--- DATA TO EXAMINE Enclosed Below ---

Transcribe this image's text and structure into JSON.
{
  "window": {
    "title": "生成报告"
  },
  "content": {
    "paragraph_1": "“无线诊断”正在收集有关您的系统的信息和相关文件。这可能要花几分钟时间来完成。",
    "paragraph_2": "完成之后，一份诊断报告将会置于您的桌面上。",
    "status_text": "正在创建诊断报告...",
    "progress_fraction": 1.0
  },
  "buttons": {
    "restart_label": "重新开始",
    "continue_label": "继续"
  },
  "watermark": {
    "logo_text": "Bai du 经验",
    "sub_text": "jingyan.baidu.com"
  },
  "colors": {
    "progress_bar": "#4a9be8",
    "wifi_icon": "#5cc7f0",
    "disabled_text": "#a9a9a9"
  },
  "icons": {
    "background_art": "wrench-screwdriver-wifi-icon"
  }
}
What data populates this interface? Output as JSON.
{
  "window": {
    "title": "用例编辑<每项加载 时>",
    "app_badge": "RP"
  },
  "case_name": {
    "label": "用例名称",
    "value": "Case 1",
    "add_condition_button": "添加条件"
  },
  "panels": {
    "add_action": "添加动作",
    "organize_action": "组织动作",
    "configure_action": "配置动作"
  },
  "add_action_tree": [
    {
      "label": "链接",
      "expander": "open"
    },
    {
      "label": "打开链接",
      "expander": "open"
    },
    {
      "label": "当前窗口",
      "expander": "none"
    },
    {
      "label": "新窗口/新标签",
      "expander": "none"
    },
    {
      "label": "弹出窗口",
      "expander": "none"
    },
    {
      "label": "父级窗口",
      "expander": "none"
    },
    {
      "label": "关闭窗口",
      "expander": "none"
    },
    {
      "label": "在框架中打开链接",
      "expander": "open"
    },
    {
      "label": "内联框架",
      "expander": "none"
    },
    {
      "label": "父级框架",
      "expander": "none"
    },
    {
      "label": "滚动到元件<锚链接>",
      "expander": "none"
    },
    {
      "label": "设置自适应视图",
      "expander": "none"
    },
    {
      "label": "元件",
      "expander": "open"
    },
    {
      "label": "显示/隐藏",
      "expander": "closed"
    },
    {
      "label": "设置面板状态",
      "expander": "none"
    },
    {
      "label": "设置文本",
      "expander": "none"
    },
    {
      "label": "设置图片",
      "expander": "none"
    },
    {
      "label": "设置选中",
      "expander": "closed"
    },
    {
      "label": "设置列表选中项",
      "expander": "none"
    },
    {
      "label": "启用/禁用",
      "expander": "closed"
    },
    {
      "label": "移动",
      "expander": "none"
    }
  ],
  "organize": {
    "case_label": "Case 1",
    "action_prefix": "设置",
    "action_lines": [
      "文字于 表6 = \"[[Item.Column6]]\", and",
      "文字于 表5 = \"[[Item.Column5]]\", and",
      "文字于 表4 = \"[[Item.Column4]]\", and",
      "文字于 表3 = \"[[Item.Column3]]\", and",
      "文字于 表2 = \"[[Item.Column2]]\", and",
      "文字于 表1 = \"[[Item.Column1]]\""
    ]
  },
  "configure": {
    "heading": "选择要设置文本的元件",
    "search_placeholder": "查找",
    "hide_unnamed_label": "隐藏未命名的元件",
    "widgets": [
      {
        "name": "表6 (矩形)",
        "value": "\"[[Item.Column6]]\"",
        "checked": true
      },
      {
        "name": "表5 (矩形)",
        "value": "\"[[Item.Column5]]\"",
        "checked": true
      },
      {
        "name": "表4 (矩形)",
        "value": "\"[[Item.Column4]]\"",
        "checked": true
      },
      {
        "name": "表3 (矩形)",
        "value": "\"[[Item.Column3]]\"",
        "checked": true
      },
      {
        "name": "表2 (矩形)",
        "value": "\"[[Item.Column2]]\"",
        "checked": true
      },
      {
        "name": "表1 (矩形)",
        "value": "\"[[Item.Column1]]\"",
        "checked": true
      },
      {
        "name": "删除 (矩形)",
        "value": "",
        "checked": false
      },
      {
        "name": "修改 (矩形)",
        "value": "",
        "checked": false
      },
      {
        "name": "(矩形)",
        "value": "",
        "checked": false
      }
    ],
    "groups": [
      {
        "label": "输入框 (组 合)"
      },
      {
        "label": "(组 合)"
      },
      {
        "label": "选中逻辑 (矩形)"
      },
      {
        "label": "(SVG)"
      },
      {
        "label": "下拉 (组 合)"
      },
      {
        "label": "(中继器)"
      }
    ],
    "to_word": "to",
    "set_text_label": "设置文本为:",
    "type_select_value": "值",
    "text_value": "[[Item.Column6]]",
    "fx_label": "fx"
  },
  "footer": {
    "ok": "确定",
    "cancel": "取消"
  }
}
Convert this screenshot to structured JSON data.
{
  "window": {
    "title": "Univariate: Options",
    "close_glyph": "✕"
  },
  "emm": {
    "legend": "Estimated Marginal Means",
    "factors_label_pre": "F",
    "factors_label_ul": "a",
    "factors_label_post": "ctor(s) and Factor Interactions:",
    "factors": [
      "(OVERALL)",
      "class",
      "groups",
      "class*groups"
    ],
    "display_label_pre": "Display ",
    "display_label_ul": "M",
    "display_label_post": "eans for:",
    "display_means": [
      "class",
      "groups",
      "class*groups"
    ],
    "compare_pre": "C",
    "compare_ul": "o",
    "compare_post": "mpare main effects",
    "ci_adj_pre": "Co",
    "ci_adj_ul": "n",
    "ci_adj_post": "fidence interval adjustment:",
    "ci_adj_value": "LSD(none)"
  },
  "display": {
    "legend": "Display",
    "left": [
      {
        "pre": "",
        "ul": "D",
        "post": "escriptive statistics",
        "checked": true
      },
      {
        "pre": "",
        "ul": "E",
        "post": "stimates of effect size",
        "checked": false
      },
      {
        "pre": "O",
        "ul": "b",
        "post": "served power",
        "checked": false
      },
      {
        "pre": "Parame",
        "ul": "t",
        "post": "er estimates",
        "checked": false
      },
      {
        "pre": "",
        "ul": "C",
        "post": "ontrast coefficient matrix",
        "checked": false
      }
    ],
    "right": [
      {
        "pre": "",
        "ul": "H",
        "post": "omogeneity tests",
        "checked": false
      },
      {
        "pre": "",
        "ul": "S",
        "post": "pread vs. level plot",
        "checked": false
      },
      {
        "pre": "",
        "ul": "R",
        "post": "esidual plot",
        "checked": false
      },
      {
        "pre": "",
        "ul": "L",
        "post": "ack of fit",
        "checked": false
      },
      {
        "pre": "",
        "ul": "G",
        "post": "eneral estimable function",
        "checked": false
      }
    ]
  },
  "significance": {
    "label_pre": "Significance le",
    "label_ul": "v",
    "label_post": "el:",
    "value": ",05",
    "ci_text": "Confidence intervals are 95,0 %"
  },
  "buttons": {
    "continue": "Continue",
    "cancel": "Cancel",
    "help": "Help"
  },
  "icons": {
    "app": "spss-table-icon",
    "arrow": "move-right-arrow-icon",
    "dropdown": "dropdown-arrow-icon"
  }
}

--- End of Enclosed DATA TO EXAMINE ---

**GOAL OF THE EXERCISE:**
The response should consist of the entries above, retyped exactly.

**EXPECTED ANSWER:**
Transcribe this image's text and structure into JSON.
{
  "window": {
    "title": "生成报告"
  },
  "content": {
    "paragraph_1": "“无线诊断”正在收集有关您的系统的信息和相关文件。这可能要花几分钟时间来完成。",
    "paragraph_2": "完成之后，一份诊断报告将会置于您的桌面上。",
    "status_text": "正在创建诊断报告...",
    "progress_fraction": 1.0
  },
  "buttons": {
    "restart_label": "重新开始",
    "continue_label": "继续"
  },
  "watermark": {
    "logo_text": "Bai du 经验",
    "sub_text": "jingyan.baidu.com"
  },
  "colors": {
    "progress_bar": "#4a9be8",
    "wifi_icon": "#5cc7f0",
    "disabled_text": "#a9a9a9"
  },
  "icons": {
    "background_art": "wrench-screwdriver-wifi-icon"
  }
}
What data populates this interface? Output as JSON.
{
  "window": {
    "title": "用例编辑<每项加载 时>",
    "app_badge": "RP"
  },
  "case_name": {
    "label": "用例名称",
    "value": "Case 1",
    "add_condition_button": "添加条件"
  },
  "panels": {
    "add_action": "添加动作",
    "organize_action": "组织动作",
    "configure_action": "配置动作"
  },
  "add_action_tree": [
    {
      "label": "链接",
      "expander": "open"
    },
    {
      "label": "打开链接",
      "expander": "open"
    },
    {
      "label": "当前窗口",
      "expander": "none"
    },
    {
      "label": "新窗口/新标签",
      "expander": "none"
    },
    {
      "label": "弹出窗口",
      "expander": "none"
    },
    {
      "label": "父级窗口",
      "expander": "none"
    },
    {
      "label": "关闭窗口",
      "expander": "none"
    },
    {
      "label": "在框架中打开链接",
      "expander": "open"
    },
    {
      "label": "内联框架",
      "expander": "none"
    },
    {
      "label": "父级框架",
      "expander": "none"
    },
    {
      "label": "滚动到元件<锚链接>",
      "expander": "none"
    },
    {
      "label": "设置自适应视图",
      "expander": "none"
    },
    {
      "label": "元件",
      "expander": "open"
    },
    {
      "label": "显示/隐藏",
      "expander": "closed"
    },
    {
      "label": "设置面板状态",
      "expander": "none"
    },
    {
      "label": "设置文本",
      "expander": "none"
    },
    {
      "label": "设置图片",
      "expander": "none"
    },
    {
      "label": "设置选中",
      "expander": "closed"
    },
    {
      "label": "设置列表选中项",
      "expander": "none"
    },
    {
      "label": "启用/禁用",
      "expander": "closed"
    },
    {
      "label": "移动",
      "expander": "none"
    }
  ],
  "organize": {
    "case_label": "Case 1",
    "action_prefix": "设置",
    "action_lines": [
      "文字于 表6 = \"[[Item.Column6]]\", and",
      "文字于 表5 = \"[[Item.Column5]]\", and",
      "文字于 表4 = \"[[Item.Column4]]\", and",
      "文字于 表3 = \"[[Item.Column3]]\", and",
      "文字于 表2 = \"[[Item.Column2]]\", and",
      "文字于 表1 = \"[[Item.Column1]]\""
    ]
  },
  "configure": {
    "heading": "选择要设置文本的元件",
    "search_placeholder": "查找",
    "hide_unnamed_label": "隐藏未命名的元件",
    "widgets": [
      {
        "name": "表6 (矩形)",
        "value": "\"[[Item.Column6]]\"",
        "checked": true
      },
      {
        "name": "表5 (矩形)",
        "value": "\"[[Item.Column5]]\"",
        "checked": true
      },
      {
        "name": "表4 (矩形)",
        "value": "\"[[Item.Column4]]\"",
        "checked": true
      },
      {
        "name": "表3 (矩形)",
        "value": "\"[[Item.Column3]]\"",
        "checked": true
      },
      {
        "name": "表2 (矩形)",
        "value": "\"[[Item.Column2]]\"",
        "checked": true
      },
      {
        "name": "表1 (矩形)",
        "value": "\"[[Item.Column1]]\"",
        "checked": true
      },
      {
        "name": "删除 (矩形)",
        "value": "",
        "checked": false
      },
      {
        "name": "修改 (矩形)",
        "value": "",
        "checked": false
      },
      {
        "name": "(矩形)",
        "value": "",
        "checked": false
      }
    ],
    "groups": [
      {
        "label": "输入框 (组 合)"
      },
      {
        "label": "(组 合)"
      },
      {
        "label": "选中逻辑 (矩形)"
      },
      {
        "label": "(SVG)"
      },
      {
        "label": "下拉 (组 合)"
      },
      {
        "label": "(中继器)"
      }
    ],
    "to_word": "to",
    "set_text_label": "设置文本为:",
    "type_select_value": "值",
    "text_value": "[[Item.Column6]]",
    "fx_label": "fx"
  },
  "footer": {
    "ok": "确定",
    "cancel": "取消"
  }
}
Convert this screenshot to structured JSON data.
{
  "window": {
    "title": "Univariate: Options",
    "close_glyph": "✕"
  },
  "emm": {
    "legend": "Estimated Marginal Means",
    "factors_label_pre": "F",
    "factors_label_ul": "a",
    "factors_label_post": "ctor(s) and Factor Interactions:",
    "factors": [
      "(OVERALL)",
      "class",
      "groups",
      "class*groups"
    ],
    "display_label_pre": "Display ",
    "display_label_ul": "M",
    "display_label_post": "eans for:",
    "display_means": [
      "class",
      "groups",
      "class*groups"
    ],
    "compare_pre": "C",
    "compare_ul": "o",
    "compare_post": "mpare main effects",
    "ci_adj_pre": "Co",
    "ci_adj_ul": "n",
    "ci_adj_post": "fidence interval adjustment:",
    "ci_adj_value": "LSD(none)"
  },
  "display": {
    "legend": "Display",
    "left": [
      {
        "pre": "",
        "ul": "D",
        "post": "escriptive statistics",
        "checked": true
      },
      {
        "pre": "",
        "ul": "E",
        "post": "stimates of effect size",
        "checked": false
      },
      {
        "pre": "O",
        "ul": "b",
        "post": "served power",
        "checked": false
      },
      {
        "pre": "Parame",
        "ul": "t",
        "post": "er estimates",
        "checked": false
      },
      {
        "pre": "",
        "ul": "C",
        "post": "ontrast coefficient matrix",
        "checked": false
      }
    ],
    "right": [
      {
        "pre": "",
        "ul": "H",
        "post": "omogeneity tests",
        "checked": false
      },
      {
        "pre": "",
        "ul": "S",
        "post": "pread vs. level plot",
        "checked": false
      },
      {
        "pre": "",
        "ul": "R",
        "post": "esidual plot",
        "checked": false
      },
      {
        "pre": "",
        "ul": "L",
        "post": "ack of fit",
        "checked": false
      },
      {
        "pre": "",
        "ul": "G",
        "post": "eneral estimable function",
        "checked": false
      }
    ]
  },
  "significance": {
    "label_pre": "Significance le",
    "label_ul": "v",
    "label_post": "el:",
    "value": ",05",
    "ci_text": "Confidence intervals are 95,0 %"
  },
  "buttons": {
    "continue": "Continue",
    "cancel": "Cancel",
    "help": "Help"
  },
  "icons": {
    "app": "spss-table-icon",
    "arrow": "move-right-arrow-icon",
    "dropdown": "dropdown-arrow-icon"
  }
}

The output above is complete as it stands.